The 2017 Conservative party manifesto pledged to “legislate to ensure that a form of identification must be presented before voting”. To test the waters for this, the Cabinet Office recently revealed that a pilot study would be conducted in the May 2018 local elections. ID will be required at polling stations in five areas of England: Bromley, Gosport, Slough, Watford and Woking.
This gradual drive towards compulsory voter identification in Great Britain (it’s already compulsory in Northern Ireland) has encountered some strong opposition from campaign groups. The Labour party has also argued that its traditional voter demographic will be the most affected by the reforms.
The debate around compulsory ID has been most intense in places where disenfranchisement has been a widespread problem in the past – most notably the US. There has been a distinct lack of scrutiny in much of Europe, even though several countries already require ID. This divergence is to some extent understandable. The blatant racial discrimination that has shaped much of the political and social history of the US has added to concern that voter ID is leading to disenfranchisement among minority groups.
However one must not forget that it took many centuries for the voting franchise in the UK to be expanded beyond a narrow circle of wealthy, middle and upper class men. It was not until relatively recently that women, the young and the working class were allowed to vote. We must be alert to anything that could reverse that expansion.
‘Restoring confidence’ in democracy
According to the 2017 Conservative party manifesto, voter ID is needed to ensure that the public has “confidence” in democracy. While electoral fraud undoubtedly has the potential to shake the public’s confidence in the democratic process, even if conducted on a low scale with little bearing upon election results, we must put things into perspective. Of the 51.4m votes cast in the various elections in 2015 in the entire UK, there were 481 allegations of electoral fraud. Of those, only 123 concerned the actual voting process. This figure includes not just impersonation but also breaches of secrecy, tampering with ballot papers, bribery and treating (providing refreshments or entertainment to “corruptly influence”) or undue influence.
Should the government press ahead, the implications for certain members of the electorate could be drastic, depending on how strict the identification requirements are. According to the Electoral Commission’s own estimates, about 7.5% of the electorate (3.5m electors) in Great Britain do not own one of the forms of identification that the commission recommended should be required to vote in polling stations. If only passports, photographic driving licences and Oyster photocards were to be accepted, this would leave 13% of the electorate (6m electors) unable to vote.

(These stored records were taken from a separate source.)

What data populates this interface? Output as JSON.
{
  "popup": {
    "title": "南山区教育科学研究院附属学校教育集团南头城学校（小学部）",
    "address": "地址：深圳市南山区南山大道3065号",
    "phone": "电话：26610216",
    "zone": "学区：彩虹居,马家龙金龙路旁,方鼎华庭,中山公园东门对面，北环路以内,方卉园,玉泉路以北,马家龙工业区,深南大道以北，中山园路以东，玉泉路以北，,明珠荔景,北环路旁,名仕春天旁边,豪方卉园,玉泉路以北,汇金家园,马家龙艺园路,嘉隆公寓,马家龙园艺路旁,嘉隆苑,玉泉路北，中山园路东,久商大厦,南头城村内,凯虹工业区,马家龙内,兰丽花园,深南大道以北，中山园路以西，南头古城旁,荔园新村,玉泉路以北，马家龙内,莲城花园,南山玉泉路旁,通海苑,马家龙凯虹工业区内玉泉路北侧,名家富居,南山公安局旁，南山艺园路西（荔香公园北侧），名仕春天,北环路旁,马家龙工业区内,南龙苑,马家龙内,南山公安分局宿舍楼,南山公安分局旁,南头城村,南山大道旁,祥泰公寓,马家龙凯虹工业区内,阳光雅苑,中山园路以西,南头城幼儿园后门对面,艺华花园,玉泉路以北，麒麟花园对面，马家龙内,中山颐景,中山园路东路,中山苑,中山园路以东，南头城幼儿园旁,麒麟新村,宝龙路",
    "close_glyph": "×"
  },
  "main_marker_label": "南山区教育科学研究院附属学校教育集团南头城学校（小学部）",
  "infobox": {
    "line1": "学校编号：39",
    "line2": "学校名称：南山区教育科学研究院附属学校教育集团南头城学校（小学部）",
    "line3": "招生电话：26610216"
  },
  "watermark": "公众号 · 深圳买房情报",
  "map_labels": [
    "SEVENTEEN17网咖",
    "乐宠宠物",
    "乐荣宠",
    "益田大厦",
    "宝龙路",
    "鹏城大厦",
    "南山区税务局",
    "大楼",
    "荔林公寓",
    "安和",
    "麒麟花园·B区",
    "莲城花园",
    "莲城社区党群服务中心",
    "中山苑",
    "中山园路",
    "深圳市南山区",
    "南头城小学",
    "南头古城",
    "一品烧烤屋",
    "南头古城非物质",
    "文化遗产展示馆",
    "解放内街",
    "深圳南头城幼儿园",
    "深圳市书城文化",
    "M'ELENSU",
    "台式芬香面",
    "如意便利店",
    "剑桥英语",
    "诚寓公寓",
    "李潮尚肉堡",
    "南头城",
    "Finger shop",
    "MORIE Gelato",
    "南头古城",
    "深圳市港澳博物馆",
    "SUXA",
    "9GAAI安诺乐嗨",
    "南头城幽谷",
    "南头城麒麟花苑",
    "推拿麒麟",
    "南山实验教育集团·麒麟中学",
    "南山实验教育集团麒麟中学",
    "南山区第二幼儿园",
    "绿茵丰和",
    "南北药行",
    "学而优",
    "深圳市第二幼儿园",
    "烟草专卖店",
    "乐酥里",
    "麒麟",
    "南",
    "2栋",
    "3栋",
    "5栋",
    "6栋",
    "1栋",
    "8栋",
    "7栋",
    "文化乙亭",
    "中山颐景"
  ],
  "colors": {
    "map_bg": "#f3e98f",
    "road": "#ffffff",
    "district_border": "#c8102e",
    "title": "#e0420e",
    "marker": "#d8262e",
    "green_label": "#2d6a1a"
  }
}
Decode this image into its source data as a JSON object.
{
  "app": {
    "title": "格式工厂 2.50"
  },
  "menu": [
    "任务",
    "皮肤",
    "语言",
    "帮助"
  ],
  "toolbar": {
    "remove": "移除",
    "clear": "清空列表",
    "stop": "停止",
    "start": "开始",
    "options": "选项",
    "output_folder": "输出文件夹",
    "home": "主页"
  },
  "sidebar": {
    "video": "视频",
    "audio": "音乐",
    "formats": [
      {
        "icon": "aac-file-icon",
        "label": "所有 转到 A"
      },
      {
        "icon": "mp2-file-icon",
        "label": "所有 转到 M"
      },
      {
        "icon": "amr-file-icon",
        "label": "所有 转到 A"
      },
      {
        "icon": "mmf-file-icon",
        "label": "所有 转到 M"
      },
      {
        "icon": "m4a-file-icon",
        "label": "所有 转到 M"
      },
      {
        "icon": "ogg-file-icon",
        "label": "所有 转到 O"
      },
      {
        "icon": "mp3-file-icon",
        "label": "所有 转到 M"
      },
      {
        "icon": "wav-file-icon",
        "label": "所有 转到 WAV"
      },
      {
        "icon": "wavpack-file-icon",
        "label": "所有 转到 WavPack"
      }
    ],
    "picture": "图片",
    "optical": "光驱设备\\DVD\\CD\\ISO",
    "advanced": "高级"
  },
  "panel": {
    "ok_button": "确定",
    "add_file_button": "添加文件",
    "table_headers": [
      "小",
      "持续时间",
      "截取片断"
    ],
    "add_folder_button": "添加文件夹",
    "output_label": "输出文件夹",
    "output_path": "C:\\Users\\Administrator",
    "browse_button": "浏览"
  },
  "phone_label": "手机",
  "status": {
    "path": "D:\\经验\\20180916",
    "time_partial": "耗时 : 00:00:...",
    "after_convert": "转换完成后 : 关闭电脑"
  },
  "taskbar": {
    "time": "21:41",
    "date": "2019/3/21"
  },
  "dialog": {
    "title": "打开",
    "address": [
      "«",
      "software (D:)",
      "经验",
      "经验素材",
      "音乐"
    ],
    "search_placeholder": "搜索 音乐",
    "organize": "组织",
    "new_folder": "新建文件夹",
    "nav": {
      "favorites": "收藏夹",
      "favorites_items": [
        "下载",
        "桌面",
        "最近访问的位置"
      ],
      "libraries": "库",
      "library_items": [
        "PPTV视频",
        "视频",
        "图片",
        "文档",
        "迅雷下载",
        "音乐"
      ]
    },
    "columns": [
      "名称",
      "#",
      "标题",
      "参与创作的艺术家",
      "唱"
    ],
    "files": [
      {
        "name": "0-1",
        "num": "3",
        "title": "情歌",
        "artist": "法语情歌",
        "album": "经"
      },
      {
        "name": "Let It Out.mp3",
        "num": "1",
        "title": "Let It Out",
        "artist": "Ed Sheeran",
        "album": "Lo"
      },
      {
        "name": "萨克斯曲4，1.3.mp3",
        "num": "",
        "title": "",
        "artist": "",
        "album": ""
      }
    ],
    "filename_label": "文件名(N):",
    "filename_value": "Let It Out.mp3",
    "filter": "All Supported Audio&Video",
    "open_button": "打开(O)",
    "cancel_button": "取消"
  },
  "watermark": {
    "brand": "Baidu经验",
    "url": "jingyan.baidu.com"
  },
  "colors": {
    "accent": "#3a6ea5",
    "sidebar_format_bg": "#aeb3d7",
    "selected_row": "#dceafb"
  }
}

If only passports and photographic driving licences were to be accepted, the commission estimated that 24% of the electorate (11m electors) would be unable to vote. Some of these documents are, of course, particularly expensive forms of government-issued identification. They may be unaffordable to those with limited means and many UK citizens do not need them in the first place so would have to buy them specifically to vote.
Other worrying questions concern the likely impact of strict identification on minority groups who are statistically less likely to possess certain forms of identification. For example, according to the 2011 census, only 66% of people who identify as white gypsy or Irish travellers hold eligible passports. That compares to 83% of white English/Welsh/Scottish/Northern Irish/British people and 85% of mixed/multiple ethnic groups (white and black Caribbean).
Women, young people and the elderly are also far less likely to possess a driving licence than others. At the most extreme, recent statistics compiled by the Department of Transport revealed that in England, 91% of males aged 50-59 own driving licences in comparison to just 29% of females aged 17-20.
Bearing these concerns in mind, it is reassuring that the Electoral Commission has recommended that a free form of photographic identification should be available for voters in Great Britain, similar to the Electoral Identity Card used in Northern Ireland. Nevertheless, if care is not taken to simplify the application process, recent experience in the US suggests that there can be considerable hidden costs when it comes to acquiring such documentation.
If universal and equal suffrage is to be genuinely preserved in Great Britain, it is imperative that there are no financial obstacles when it comes to voting or when acquiring the documentation required to vote.